Economic Benefits in Social Cohesion
Bulelwa Makalima-Ngewana is an urban revivalist who has been instrumental in creating economically thriving and creative public and private spaces in which to live, work and play in Cape Town’s Central City. Expertise that the City of Windhoek has called upon to see what concepts would work to create more social cohesion in Windhoek.
Bulelwa is the CEO of the Cape Town Partnership, and on the invitation of the City of Windhoek, came to share her experiences and lessons from Cape Town and the cities all over the world she has worked with; cities that have revamped their communal spaces to the benefit of communities and also the economy.
99FM’s MYD Smart sat down with Bulelwa whilst she was in Windhoek to talk about what economic opportunities lie in the spaces in and around our cities.
“We work with the public sector, the private sector and civic society. Our main mandate is to manage the spaces in between the buildings. We don’t manage buildings themselves in the CBD of Cape Town, we manage the space in between, the roads; networks; the public spaces especially. All of this we do to ensure that we are able to get Capetonians together to congregate in public spaces and have an enjoyment of public spaces.”
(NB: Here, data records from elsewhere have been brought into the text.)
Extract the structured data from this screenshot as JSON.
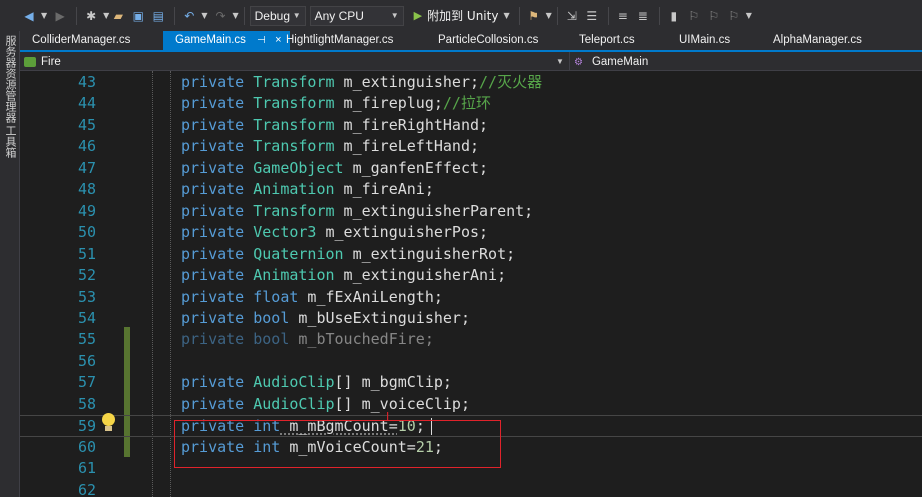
{
  "toolbar": {
    "config": "Debug",
    "platform": "Any CPU",
    "attach_label": "附加到 Unity"
  },
  "side_tabs": [
    "服务器资源管理器",
    "工具箱"
  ],
  "tabs": [
    {
      "label": "ColliderManager.cs",
      "active": false
    },
    {
      "label": "GameMain.cs",
      "active": true
    },
    {
      "label": "HightlightManager.cs",
      "active": false
    },
    {
      "label": "ParticleCollosion.cs",
      "active": false
    },
    {
      "label": "Teleport.cs",
      "active": false
    },
    {
      "label": "UIMain.cs",
      "active": false
    },
    {
      "label": "AlphaManager.cs",
      "active": false
    }
  ],
  "tab_icons": {
    "pin": "⊣",
    "close": "×"
  },
  "nav": {
    "left": "Fire",
    "right": "GameMain"
  },
  "editor": {
    "lines": [
      {
        "num": "43",
        "kw": "private",
        "type": "Transform",
        "rest": " m_extinguisher;",
        "comment": "//灭火器"
      },
      {
        "num": "44",
        "kw": "private",
        "type": "Transform",
        "rest": " m_fireplug;",
        "comment": "//拉环"
      },
      {
        "num": "45",
        "kw": "private",
        "type": "Transform",
        "rest": " m_fireRightHand;",
        "comment": ""
      },
      {
        "num": "46",
        "kw": "private",
        "type": "Transform",
        "rest": " m_fireLeftHand;",
        "comment": ""
      },
      {
        "num": "47",
        "kw": "private",
        "type": "GameObject",
        "rest": " m_ganfenEffect;",
        "comment": ""
      },
      {
        "num": "48",
        "kw": "private",
        "type": "Animation",
        "rest": " m_fireAni;",
        "comment": ""
      },
      {
        "num": "49",
        "kw": "private",
        "type": "Transform",
        "rest": " m_extinguisherParent;",
        "comment": ""
      },
      {
        "num": "50",
        "kw": "private",
        "type": "Vector3",
        "rest": " m_extinguisherPos;",
        "comment": ""
      },
      {
        "num": "51",
        "kw": "private",
        "type": "Quaternion",
        "rest": " m_extinguisherRot;",
        "comment": ""
      },
      {
        "num": "52",
        "kw": "private",
        "type": "Animation",
        "rest": " m_extinguisherAni;",
        "comment": ""
      },
      {
        "num": "53",
        "kw": "private",
        "type": "float",
        "rest": " m_fExAniLength;",
        "comment": ""
      },
      {
        "num": "54",
        "kw": "private",
        "type": "bool",
        "rest": " m_bUseExtinguisher;",
        "comment": ""
      },
      {
        "num": "55",
        "kw": "private",
        "type": "bool",
        "rest": " m_bTouchedFire;",
        "comment": ""
      },
      {
        "num": "56",
        "kw": "",
        "type": "",
        "rest": "",
        "comment": ""
      },
      {
        "num": "57",
        "kw": "private",
        "type": "AudioClip",
        "rest": "[] m_bgmClip;",
        "comment": ""
      },
      {
        "num": "58",
        "kw": "private",
        "type": "AudioClip",
        "rest": "[] m_voiceClip;",
        "comment": ""
      },
      {
        "num": "59",
        "kw": "private",
        "type": "int",
        "rest": " m_mBgmCount=",
        "num_val": "10",
        "tail": ";",
        "comment": ""
      },
      {
        "num": "60",
        "kw": "private",
        "type": "int",
        "rest": " m_mVoiceCount=",
        "num_val": "21",
        "tail": ";",
        "comment": ""
      },
      {
        "num": "61",
        "kw": "",
        "type": "",
        "rest": "",
        "comment": ""
      },
      {
        "num": "62",
        "kw": "",
        "type": "",
        "rest": "",
        "comment": ""
      }
    ]
  },
  "colors": {
    "keyword": "#569cd6",
    "type": "#4ec9b0",
    "comment": "#57a64a",
    "number": "#b5cea8",
    "line_number": "#2b91af",
    "accent": "#007acc",
    "annotation_box": "#e0232b"
  }
}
“It’s almost like a social cohesion strategy because, as you know our cities are separated because we come from an apartheid background. So cities have been designed for separation meaning different groups of society don’t have a chance to get to know each other.”
“In the long run what we see is, that by creating these public spaces, we are able to turn around the space for economic benefit.”
While mandated to revive spaces within the City of Cape Town, the spin off of these spaces has not only been social cohesion but also economic boom. “There is a very strong economic strategy, because when public spaces are created there is more buying power in terms of people wanting to enjoy the experience; people wanting to eat; people wanting to shop etcetera. In the long run what we see is, that by creating these public spaces, we are able to turn around the space for economic benefit.”
“To me there is no better example of what a public space can do because living in an apartheid built city means that the infrastructure has been designed to separate you. Even if you build bridges etcetera, hearts and minds are still left behind.”
Bulelwa explains that to revamp areas of Windhoek for more social cohesion does not have to require major capital expenditure, “People think all these things cost money. It doesn’t. You start small and let the partners, the collaborations, build up the project, the campaign or the movement. A good example is that in Cape Town we have First Thursdays. On the first Thursday of each month, in the centre of town, galleries are open, offering a free glass of wine to anyone who comes to visit them, the restaurants are open until late, the public spaces are animated with music and with poetry. When it started, it was a few restaurants that were involved. Right now we have thirty to forty thousand people in town at that time. Restaurants have stopped taking bookings. Even tourists coming to town, make sure they time their arrival on the first Thursday of the month because on that day, everyone becomes a Capetonian. Whether you speak German, French or Swahili, it doesn’t matter, you are in the centre of town and you love Cape Town. It’s dynamic; it’s black and white; it’s rich and poor; all enjoying the same public space. To me there is no better example of what a public space can do because living in an apartheid built city means that the infrastructure has been designed to separate you. Even if you build bridges etcetera, hearts and minds are still left behind. What you need is to have face-to-face interaction, opportunities to observe; to participate; to feel part of the bigger home.”
“I see the River Walk in Windhoek as a catalytic project. I think there is an opportunity here is to start opening dialogue.”
Here in Windhoek, one such project in process is aiming to facilitate the improvement of the socio-economic life of Windhoek through the rehabilitation of the numerous river courses, enabling additional development opportunities for the city. The project is the Riverwalk project, which plans to connect Windhoek, from the East to the West. Starting from Goreangab Dam leading along the main river system all the way to Avis Dam.
“I see the River Walk in Windhoek as a catalytic project. I think there is an opportunity here is to start opening dialogue.” Says Bulelwa. The Riverwalk initiative in Windhoek aims to be a multi-layered urban spine that not only provides greater economic returns, jobs and wealth creation, but also connects communities and provides spaces for social and recreational activity through the city.
For more information about the River walk, or to join in the dialogue about developing spaces in Windhoek, find the River Walk Facebook page, by clicking here
Article written by Kirsty Watermeyer